App and web page records:

════════════════════

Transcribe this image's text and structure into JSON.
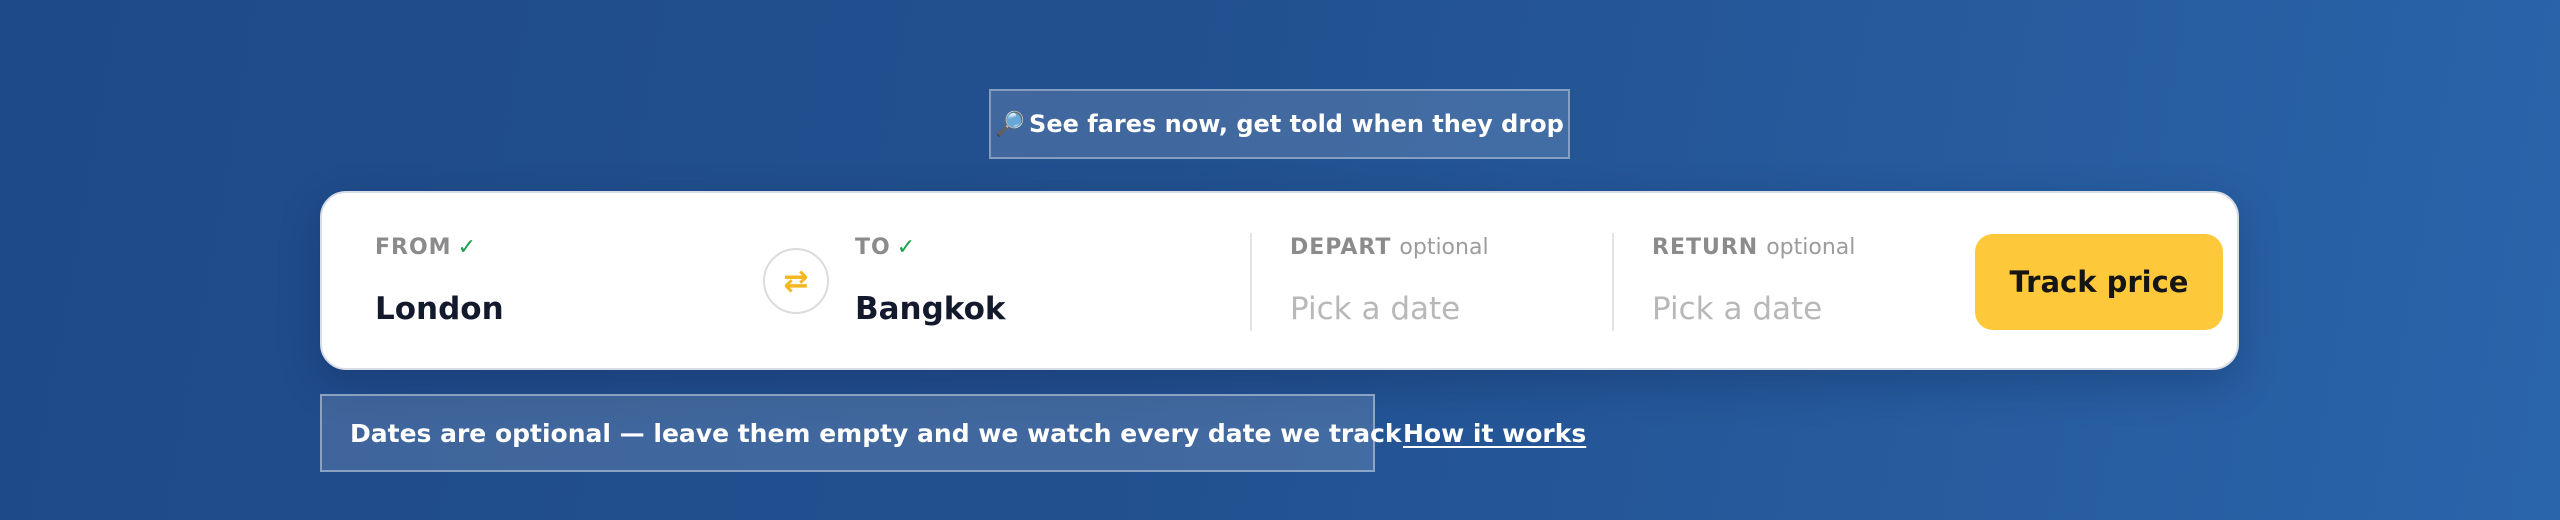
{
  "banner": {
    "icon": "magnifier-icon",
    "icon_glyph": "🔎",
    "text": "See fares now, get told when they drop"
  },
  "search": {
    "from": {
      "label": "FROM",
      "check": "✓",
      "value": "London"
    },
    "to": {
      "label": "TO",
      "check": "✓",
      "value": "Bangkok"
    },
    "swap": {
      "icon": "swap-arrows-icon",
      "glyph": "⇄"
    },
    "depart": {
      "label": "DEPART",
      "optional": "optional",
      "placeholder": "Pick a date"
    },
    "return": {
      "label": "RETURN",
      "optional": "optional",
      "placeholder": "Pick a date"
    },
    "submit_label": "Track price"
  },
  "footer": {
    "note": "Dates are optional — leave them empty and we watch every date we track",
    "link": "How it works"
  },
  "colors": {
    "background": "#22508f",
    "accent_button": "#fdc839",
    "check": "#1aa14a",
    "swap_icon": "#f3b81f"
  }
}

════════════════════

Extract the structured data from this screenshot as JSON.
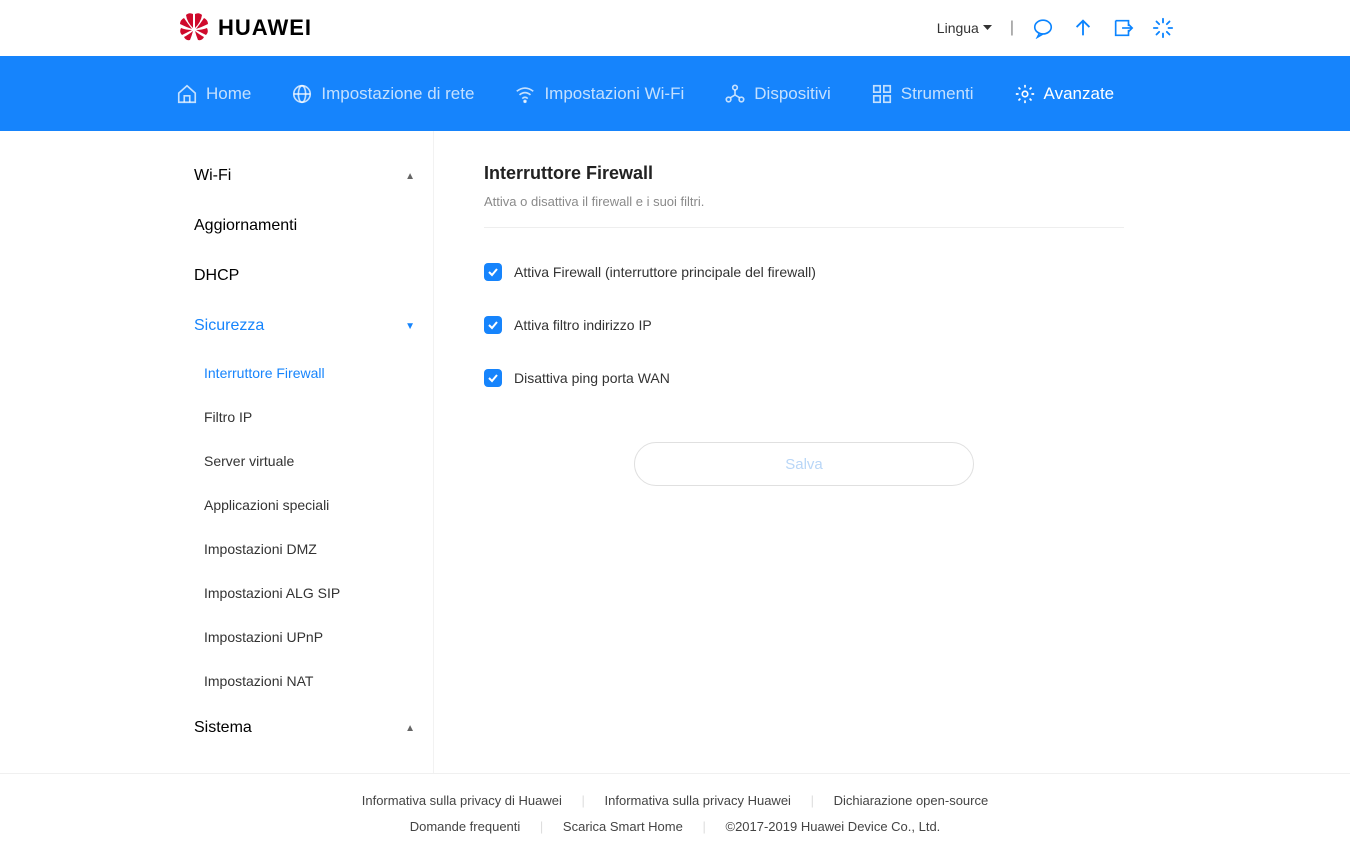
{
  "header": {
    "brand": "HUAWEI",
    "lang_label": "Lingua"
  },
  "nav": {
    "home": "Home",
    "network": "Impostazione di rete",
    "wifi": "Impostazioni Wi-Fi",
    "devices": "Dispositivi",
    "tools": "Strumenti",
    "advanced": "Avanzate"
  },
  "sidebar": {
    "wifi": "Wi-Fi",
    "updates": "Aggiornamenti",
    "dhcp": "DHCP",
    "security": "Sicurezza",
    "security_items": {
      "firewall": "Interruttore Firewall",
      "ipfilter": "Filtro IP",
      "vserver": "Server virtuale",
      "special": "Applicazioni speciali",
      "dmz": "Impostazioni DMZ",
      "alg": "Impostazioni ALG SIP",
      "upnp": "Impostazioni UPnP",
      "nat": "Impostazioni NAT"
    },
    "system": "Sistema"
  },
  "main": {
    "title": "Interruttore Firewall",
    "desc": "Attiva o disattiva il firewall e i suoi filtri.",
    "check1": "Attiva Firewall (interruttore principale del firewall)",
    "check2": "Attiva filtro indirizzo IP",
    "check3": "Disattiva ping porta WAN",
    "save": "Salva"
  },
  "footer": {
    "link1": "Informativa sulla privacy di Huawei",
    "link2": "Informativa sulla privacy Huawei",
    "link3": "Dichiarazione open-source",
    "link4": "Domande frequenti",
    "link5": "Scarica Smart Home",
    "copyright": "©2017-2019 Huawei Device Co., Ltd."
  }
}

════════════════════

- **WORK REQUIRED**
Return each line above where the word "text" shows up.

- **TASK OUTPUT**
Transcribe this image's text and structure into JSON.
    "text": "See fares now, get told when they drop"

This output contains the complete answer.